While the Internet of Things will give birth to billions of sensors designed and deployed for the long term, one-shot or temporary connectivity approaches are starting to bloom.
Connected bracelets, or as Disney calls them, MagicBands, allow Disney World visitors to enter the parks, unlock hotel room doors and buy food and merchandise.
Wristbands with barcodes can be quickly printed at the Museum of Science in Boston, allowing visitors to do an instant scan and get a detailed computer analysis of their walking characteristics or check in at the facial recognition station to see what animals cause their pupils to change size. After leaving the museum, visitors can enter their wristband ID online to review their museum activities.
Temporary connectivity now is being taken to another level, targeted explicitly to Super Bowl Sunday party-goers.
Special bags of Tostitos tortilla chips are being outfitted with NFC chips featuring an alcohol sensor near the Tostitos logo on the front of the bag.
The ‘party safe’ bag, created by Goodby Silverstein and Partners, provides a reminder not to drive after drinking by lighting up on the front of the bag a red steering wheel with the message ‘Don’t drink and drive.’

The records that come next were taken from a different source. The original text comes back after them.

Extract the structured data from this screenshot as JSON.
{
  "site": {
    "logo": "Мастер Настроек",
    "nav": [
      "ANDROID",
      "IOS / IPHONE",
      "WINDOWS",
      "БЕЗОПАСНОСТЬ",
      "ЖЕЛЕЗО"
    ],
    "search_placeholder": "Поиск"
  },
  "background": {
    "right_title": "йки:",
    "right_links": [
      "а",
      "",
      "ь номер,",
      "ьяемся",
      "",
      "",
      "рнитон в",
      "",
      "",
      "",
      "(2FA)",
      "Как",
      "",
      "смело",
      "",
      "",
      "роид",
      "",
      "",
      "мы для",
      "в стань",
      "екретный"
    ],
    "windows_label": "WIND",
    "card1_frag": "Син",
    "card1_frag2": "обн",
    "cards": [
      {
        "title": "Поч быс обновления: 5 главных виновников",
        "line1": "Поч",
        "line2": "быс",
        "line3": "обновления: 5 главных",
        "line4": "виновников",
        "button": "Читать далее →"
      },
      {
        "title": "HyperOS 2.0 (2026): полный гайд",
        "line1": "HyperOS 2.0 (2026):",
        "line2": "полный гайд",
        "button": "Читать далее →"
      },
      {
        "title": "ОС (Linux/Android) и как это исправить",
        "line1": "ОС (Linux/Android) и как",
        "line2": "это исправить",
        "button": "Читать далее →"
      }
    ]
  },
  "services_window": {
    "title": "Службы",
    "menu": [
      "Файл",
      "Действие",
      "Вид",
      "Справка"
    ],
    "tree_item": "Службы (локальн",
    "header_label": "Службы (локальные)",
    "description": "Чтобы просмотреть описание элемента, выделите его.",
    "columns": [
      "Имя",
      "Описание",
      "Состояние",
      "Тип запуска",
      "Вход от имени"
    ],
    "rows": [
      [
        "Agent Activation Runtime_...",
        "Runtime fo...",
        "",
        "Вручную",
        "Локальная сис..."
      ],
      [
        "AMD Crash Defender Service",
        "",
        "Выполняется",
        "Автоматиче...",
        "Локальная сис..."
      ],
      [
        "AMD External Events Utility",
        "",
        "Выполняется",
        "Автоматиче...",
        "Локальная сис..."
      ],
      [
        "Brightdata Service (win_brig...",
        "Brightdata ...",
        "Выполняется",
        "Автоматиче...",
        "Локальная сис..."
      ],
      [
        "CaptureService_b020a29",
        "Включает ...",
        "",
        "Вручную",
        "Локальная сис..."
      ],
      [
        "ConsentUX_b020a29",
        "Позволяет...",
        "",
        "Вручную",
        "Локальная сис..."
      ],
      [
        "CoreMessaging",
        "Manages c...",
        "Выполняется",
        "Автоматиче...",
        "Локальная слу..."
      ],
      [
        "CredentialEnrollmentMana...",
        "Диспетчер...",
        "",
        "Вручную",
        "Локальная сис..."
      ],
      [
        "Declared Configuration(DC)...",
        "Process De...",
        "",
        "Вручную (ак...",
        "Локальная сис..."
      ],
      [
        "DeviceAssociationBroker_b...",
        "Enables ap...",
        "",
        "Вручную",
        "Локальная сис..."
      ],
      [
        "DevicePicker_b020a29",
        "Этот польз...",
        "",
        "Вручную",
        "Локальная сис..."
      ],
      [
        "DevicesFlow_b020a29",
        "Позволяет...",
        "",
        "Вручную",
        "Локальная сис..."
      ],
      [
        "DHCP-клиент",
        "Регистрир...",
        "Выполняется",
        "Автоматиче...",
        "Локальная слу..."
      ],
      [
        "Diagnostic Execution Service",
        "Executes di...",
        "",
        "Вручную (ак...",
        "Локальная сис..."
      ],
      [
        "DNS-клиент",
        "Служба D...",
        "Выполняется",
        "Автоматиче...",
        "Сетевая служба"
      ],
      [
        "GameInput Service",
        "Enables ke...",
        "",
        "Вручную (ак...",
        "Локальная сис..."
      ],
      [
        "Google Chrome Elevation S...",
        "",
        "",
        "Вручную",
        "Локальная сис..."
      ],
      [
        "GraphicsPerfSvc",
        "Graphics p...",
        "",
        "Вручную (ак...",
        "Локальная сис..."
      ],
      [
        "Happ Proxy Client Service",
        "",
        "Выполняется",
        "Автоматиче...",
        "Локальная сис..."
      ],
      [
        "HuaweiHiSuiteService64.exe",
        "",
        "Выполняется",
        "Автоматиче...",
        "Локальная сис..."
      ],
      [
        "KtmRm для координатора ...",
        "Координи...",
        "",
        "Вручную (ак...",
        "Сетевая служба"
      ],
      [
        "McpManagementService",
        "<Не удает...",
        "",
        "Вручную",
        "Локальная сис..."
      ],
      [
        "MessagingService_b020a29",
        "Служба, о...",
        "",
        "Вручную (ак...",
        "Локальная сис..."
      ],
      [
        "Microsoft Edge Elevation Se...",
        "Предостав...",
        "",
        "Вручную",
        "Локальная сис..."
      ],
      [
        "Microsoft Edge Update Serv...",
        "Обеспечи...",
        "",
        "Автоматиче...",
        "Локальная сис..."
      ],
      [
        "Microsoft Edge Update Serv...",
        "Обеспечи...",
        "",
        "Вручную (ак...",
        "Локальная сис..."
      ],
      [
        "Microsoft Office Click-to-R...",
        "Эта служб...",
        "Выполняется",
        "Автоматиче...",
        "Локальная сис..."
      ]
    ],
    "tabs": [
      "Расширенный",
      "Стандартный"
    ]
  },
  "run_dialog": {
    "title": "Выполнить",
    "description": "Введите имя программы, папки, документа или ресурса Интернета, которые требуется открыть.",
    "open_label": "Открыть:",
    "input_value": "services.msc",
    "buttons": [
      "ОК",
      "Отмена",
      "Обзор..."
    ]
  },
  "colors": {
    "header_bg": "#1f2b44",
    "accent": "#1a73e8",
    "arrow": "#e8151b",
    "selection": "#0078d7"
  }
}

The bag incorporates smart LED lights to generate colors that help illustrate the user experience.
“Our bag comes equipped with a sensor for alcohol detection, a custom manufactured PCB, which is a micro controller, and intelligent LEDs,” said Roger Baran, creative director at Goodby Silverstein and Partners. “The system is calibrated to detect even the smallest traces of alcohol on a person’s breath. The PCB is integrated with the smart LEDs to generate the three colors that make the user experience: blue for standby, red when alcohol is detected and green when no alcohol is detected. The entire system, including sensor, PCB, the ring of LEDs and the batteries, is integrated into the bag, which was printed and assembled in a special process.”
At the top center of the limited-edition bags is a small circle with the message ‘blow here.’
“The instructions on the back of the bag direct people to wait for a full blue circle to appear and blow hard two inches away from the bag, and directly at the sensor on the where they can read ‘blow here,’ said Sam Luchini, creative director at GSP.
Tostitos partnered with Mothers Against Drunk Driving (MADD) to offer 25,000 party-goers $10 off an Uber ride on Super Bowl Sunday. All they have to do is scan the barcode on the bag, get the code and enter it into their Uber app.
Those with an Android phone only need to tap their phone to the bag to initiate the Uber app.
At the very least, the connected bag could be a great conversation piece on Super Bowl Sunday. At best, it can remove from the road the first 25,000 potential drivers who see the Tostitos lights turn red.